Instructions for the task >> Scan the material below for lines with the word "llprio". Reply with the count and no other words.
● ● ●
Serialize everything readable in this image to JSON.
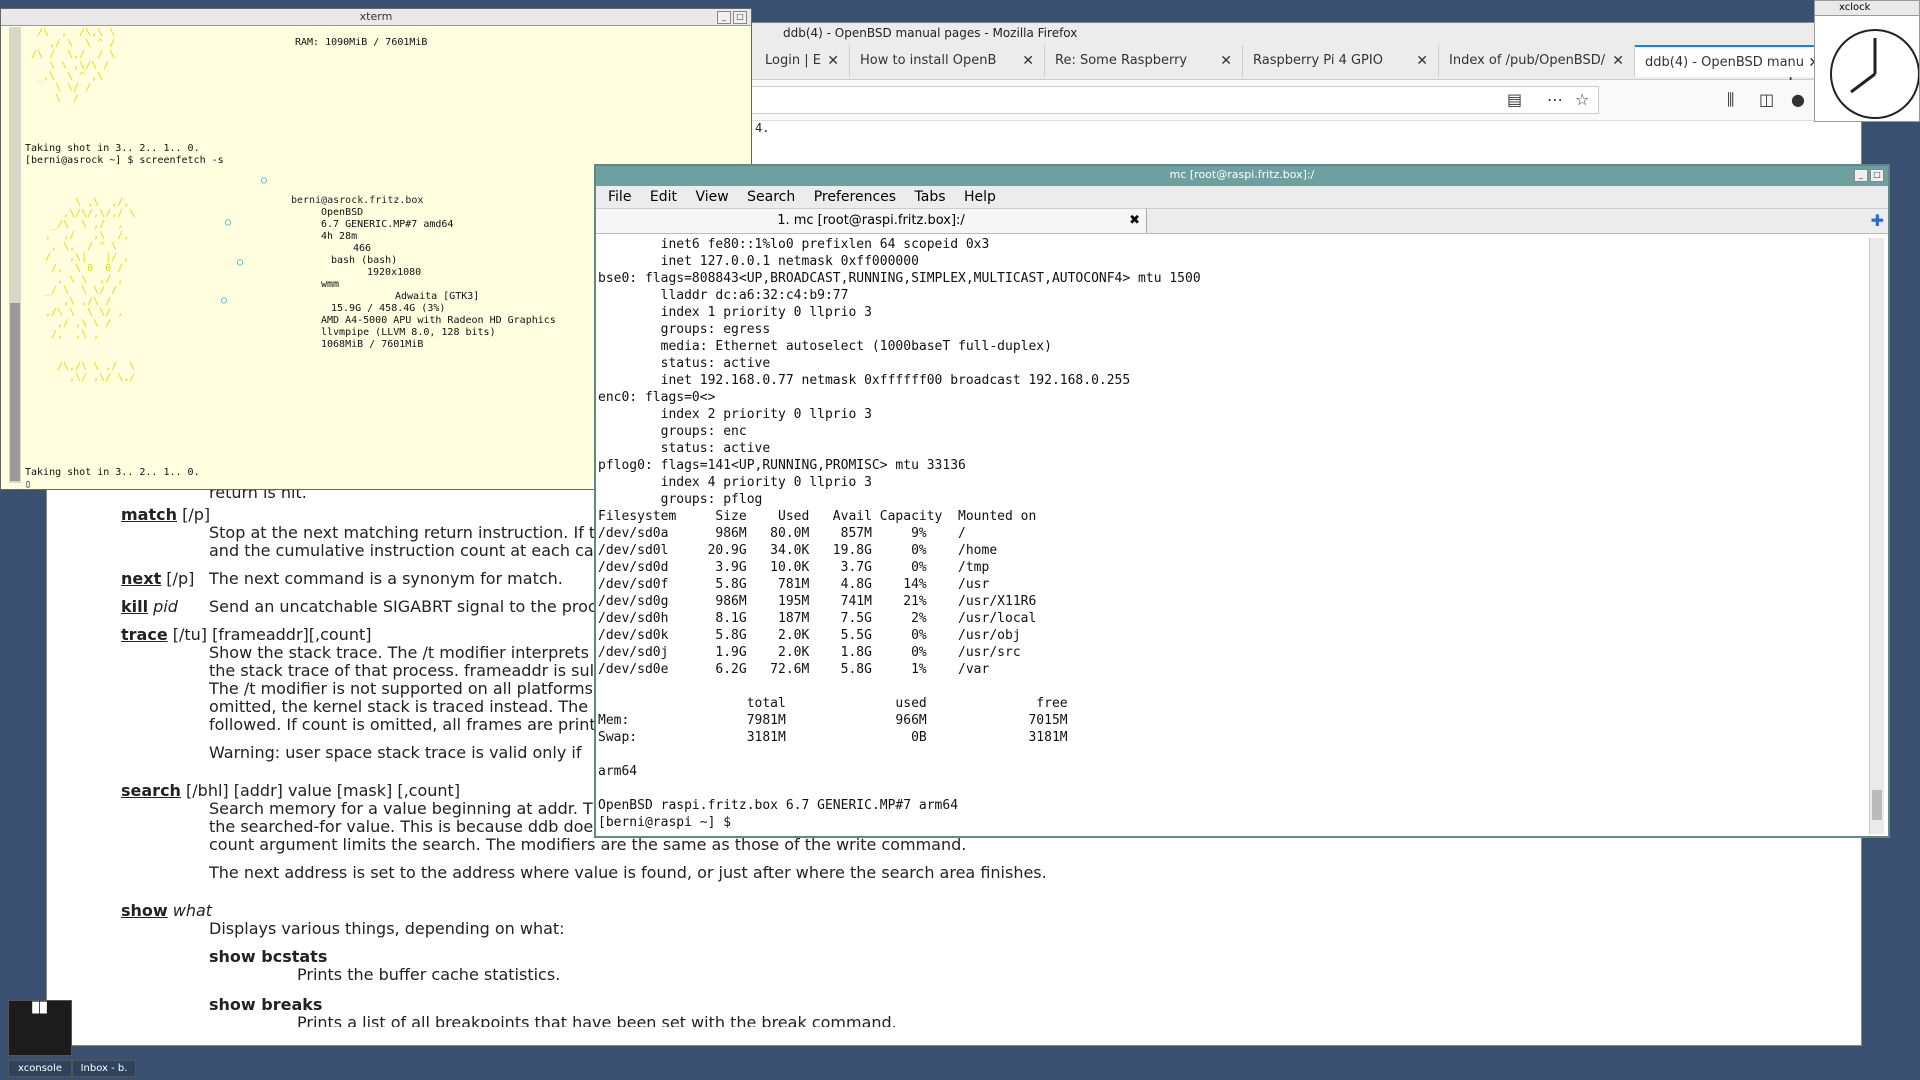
{
  "firefox": {
    "title": "ddb(4) - OpenBSD manual pages - Mozilla Firefox",
    "tabs": [
      {
        "label": "Login | E"
      },
      {
        "label": "How to install OpenB"
      },
      {
        "label": "Re: Some Raspberry"
      },
      {
        "label": "Raspberry Pi 4 GPIO"
      },
      {
        "label": "Index of /pub/OpenBSD/"
      },
      {
        "label": "ddb(4) - OpenBSD manu"
      }
    ],
    "page_top_fragment": "4.",
    "man": {
      "return_frag": "return is hit.",
      "match_cmd": "match",
      "match_args": " [/p]",
      "match_desc1": "Stop at the next matching return instruction. If t",
      "match_desc2": "and the cumulative instruction count at each ca",
      "next_cmd": "next",
      "next_args": " [/p]",
      "next_desc": "The next command is a synonym for match.",
      "kill_cmd": "kill",
      "kill_args": " pid",
      "kill_desc": "Send an uncatchable SIGABRT signal to the proces",
      "trace_cmd": "trace",
      "trace_args": " [/tu] [frameaddr][,count]",
      "trace_d1": "Show the stack trace. The /t modifier interprets",
      "trace_d2": "the stack trace of that process. frameaddr is sul",
      "trace_d3": "The /t modifier is not supported on all platforms",
      "trace_d4": "omitted, the kernel stack is traced instead. The c",
      "trace_d5": "followed. If count is omitted, all frames are print",
      "trace_warn": "Warning: user space stack trace is valid only if",
      "search_cmd": "search",
      "search_args": " [/bhl] [addr] value [mask] [,count]",
      "search_d1": "Search memory for a value beginning at addr. T",
      "search_d2": "the searched-for value. This is because ddb doesn't always recover from touching bad memory. The optional",
      "search_d3": "count argument limits the search. The modifiers are the same as those of the write command.",
      "search_d4": "The next address is set to the address where value is found, or just after where the search area finishes.",
      "show_cmd": "show",
      "show_args": " what",
      "show_desc": "Displays various things, depending on what:",
      "bcstats": "show bcstats",
      "bcstats_desc": "Prints the buffer cache statistics.",
      "breaks": "show breaks",
      "breaks_desc": "Prints a list of all breakpoints that have been set with the break command."
    }
  },
  "xclock": {
    "title": "xclock"
  },
  "xterm": {
    "title": "xterm",
    "lines": {
      "ram_top": "RAM: 1090MiB / 7601MiB",
      "shot1": "Taking shot in 3.. 2.. 1.. 0.",
      "prompt_cmd": "[berni@asrock ~] $ screenfetch -s",
      "host": "berni@asrock.fritz.box",
      "os": "OpenBSD",
      "kernel": "6.7 GENERIC.MP#7 amd64",
      "uptime": "4h 28m",
      "packages": "466",
      "shell": "bash (bash)",
      "resolution": "1920x1080",
      "wm": "wmm",
      "gtk": "Adwaita [GTK3]",
      "disk": "15.9G / 458.4G (3%)",
      "cpu": "AMD A4-5000 APU with Radeon HD Graphics",
      "gpu": "llvmpipe (LLVM 8.0, 128 bits)",
      "ram": "1068MiB / 7601MiB",
      "shot2": "Taking shot in 3.. 2.. 1.. 0."
    }
  },
  "mc": {
    "title": "mc [root@raspi.fritz.box]:/",
    "menu": [
      "File",
      "Edit",
      "View",
      "Search",
      "Preferences",
      "Tabs",
      "Help"
    ],
    "tab_label": "1. mc [root@raspi.fritz.box]:/",
    "terminal": [
      "        inet6 fe80::1%lo0 prefixlen 64 scopeid 0x3",
      "        inet 127.0.0.1 netmask 0xff000000",
      "bse0: flags=808843<UP,BROADCAST,RUNNING,SIMPLEX,MULTICAST,AUTOCONF4> mtu 1500",
      "        lladdr dc:a6:32:c4:b9:77",
      "        index 1 priority 0 llprio 3",
      "        groups: egress",
      "        media: Ethernet autoselect (1000baseT full-duplex)",
      "        status: active",
      "        inet 192.168.0.77 netmask 0xffffff00 broadcast 192.168.0.255",
      "enc0: flags=0<>",
      "        index 2 priority 0 llprio 3",
      "        groups: enc",
      "        status: active",
      "pflog0: flags=141<UP,RUNNING,PROMISC> mtu 33136",
      "        index 4 priority 0 llprio 3",
      "        groups: pflog",
      "Filesystem     Size    Used   Avail Capacity  Mounted on",
      "/dev/sd0a      986M   80.0M    857M     9%    /",
      "/dev/sd0l     20.9G   34.0K   19.8G     0%    /home",
      "/dev/sd0d      3.9G   10.0K    3.7G     0%    /tmp",
      "/dev/sd0f      5.8G    781M    4.8G    14%    /usr",
      "/dev/sd0g      986M    195M    741M    21%    /usr/X11R6",
      "/dev/sd0h      8.1G    187M    7.5G     2%    /usr/local",
      "/dev/sd0k      5.8G    2.0K    5.5G     0%    /usr/obj",
      "/dev/sd0j      1.9G    2.0K    1.8G     0%    /usr/src",
      "/dev/sd0e      6.2G   72.6M    5.8G     1%    /var",
      "",
      "                   total              used              free",
      "Mem:               7981M              966M             7015M",
      "Swap:              3181M                0B             3181M",
      "",
      "arm64",
      "",
      "OpenBSD raspi.fritz.box 6.7 GENERIC.MP#7 arm64",
      "[berni@raspi ~] $ "
    ]
  },
  "taskbar": {
    "items": [
      {
        "label": "xconsole"
      },
      {
        "label": "Inbox - b."
      }
    ]
  }
}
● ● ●
Result below >> 3